[TASK DIRECTIONS]: Down to the last line, print the entries below exactly, and keep every picture out of the copy.
┄┄┄┄┄┄┄┄┄┄
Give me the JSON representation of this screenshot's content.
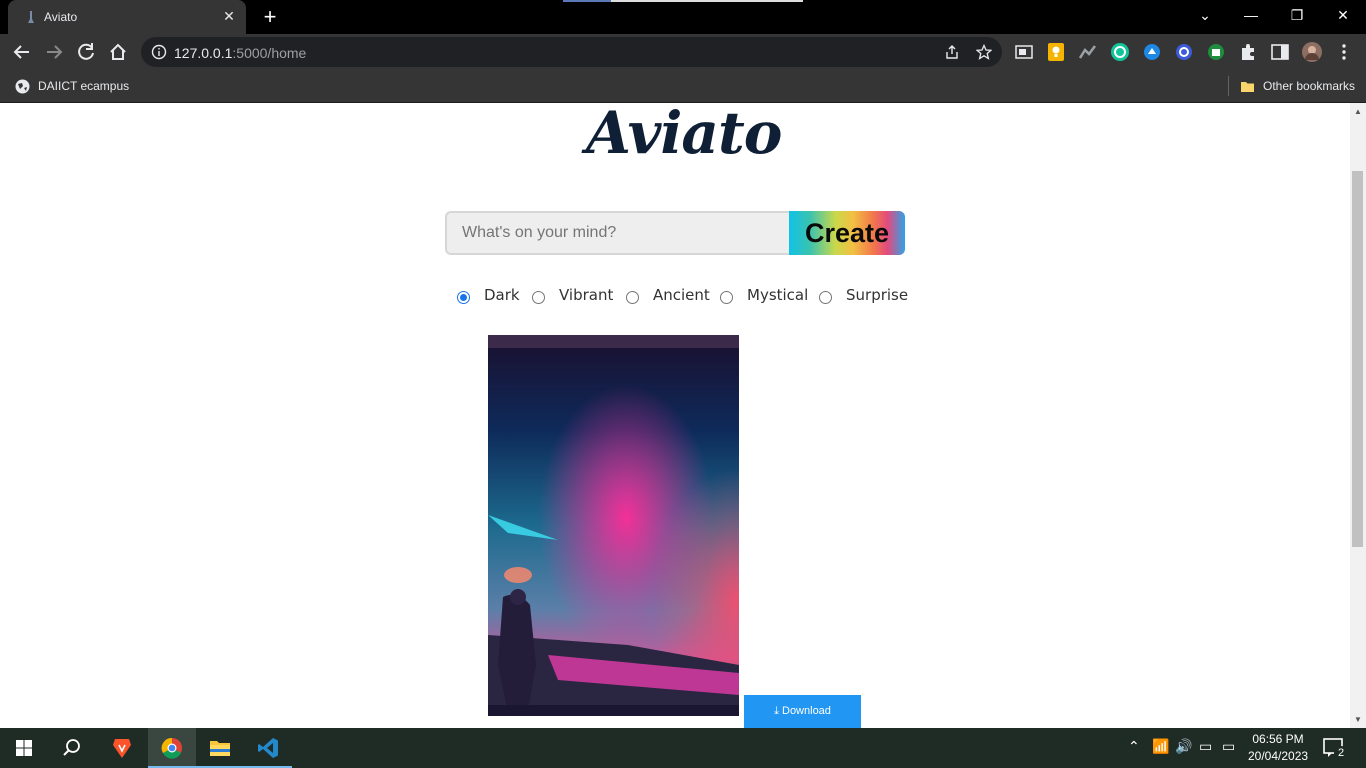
{
  "browser": {
    "tab": {
      "title": "Aviato"
    },
    "url": {
      "host": "127.0.0.1",
      "path": ":5000/home"
    },
    "bookmarks": [
      {
        "label": "DAIICT ecampus"
      },
      {
        "label": "Other bookmarks"
      }
    ]
  },
  "page": {
    "logo": "Aviato",
    "search": {
      "placeholder": "What's on your mind?",
      "value": ""
    },
    "create_label": "Create",
    "styles": [
      {
        "label": "Dark",
        "checked": true
      },
      {
        "label": "Vibrant",
        "checked": false
      },
      {
        "label": "Ancient",
        "checked": false
      },
      {
        "label": "Mystical",
        "checked": false
      },
      {
        "label": "Surprise",
        "checked": false
      }
    ],
    "download_label": "Download"
  },
  "taskbar": {
    "time": "06:56 PM",
    "date": "20/04/2023",
    "notifications": "2"
  },
  "colors": {
    "accent": "#2196f3",
    "chrome_dark": "#353535",
    "logo": "#0f1f35"
  }
}
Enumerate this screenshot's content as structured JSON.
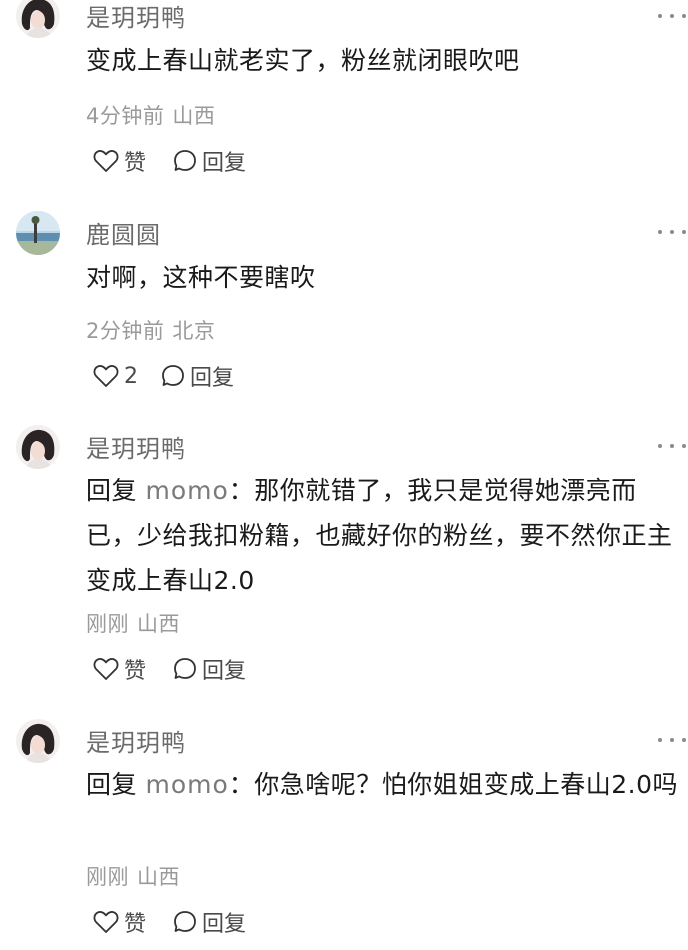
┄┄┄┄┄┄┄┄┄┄
[SOLUTION TO THIS PROBLEM]:
Give me the JSON representation of this screenshot's content.
{
  "browser": {
    "tab": {
      "title": "Aviato"
    },
    "url": {
      "host": "127.0.0.1",
      "path": ":5000/home"
    },
    "bookmarks": [
      {
        "label": "DAIICT ecampus"
      },
      {
        "label": "Other bookmarks"
      }
    ]
  },
  "page": {
    "logo": "Aviato",
    "search": {
      "placeholder": "What's on your mind?",
      "value": ""
    },
    "create_label": "Create",
    "styles": [
      {
        "label": "Dark",
        "checked": true
      },
      {
        "label": "Vibrant",
        "checked": false
      },
      {
        "label": "Ancient",
        "checked": false
      },
      {
        "label": "Mystical",
        "checked": false
      },
      {
        "label": "Surprise",
        "checked": false
      }
    ],
    "download_label": "Download"
  },
  "taskbar": {
    "time": "06:56 PM",
    "date": "20/04/2023",
    "notifications": "2"
  },
  "colors": {
    "accent": "#2196f3",
    "chrome_dark": "#353535",
    "logo": "#0f1f35"
  }
}
Enumerate this screenshot's content as structured JSON.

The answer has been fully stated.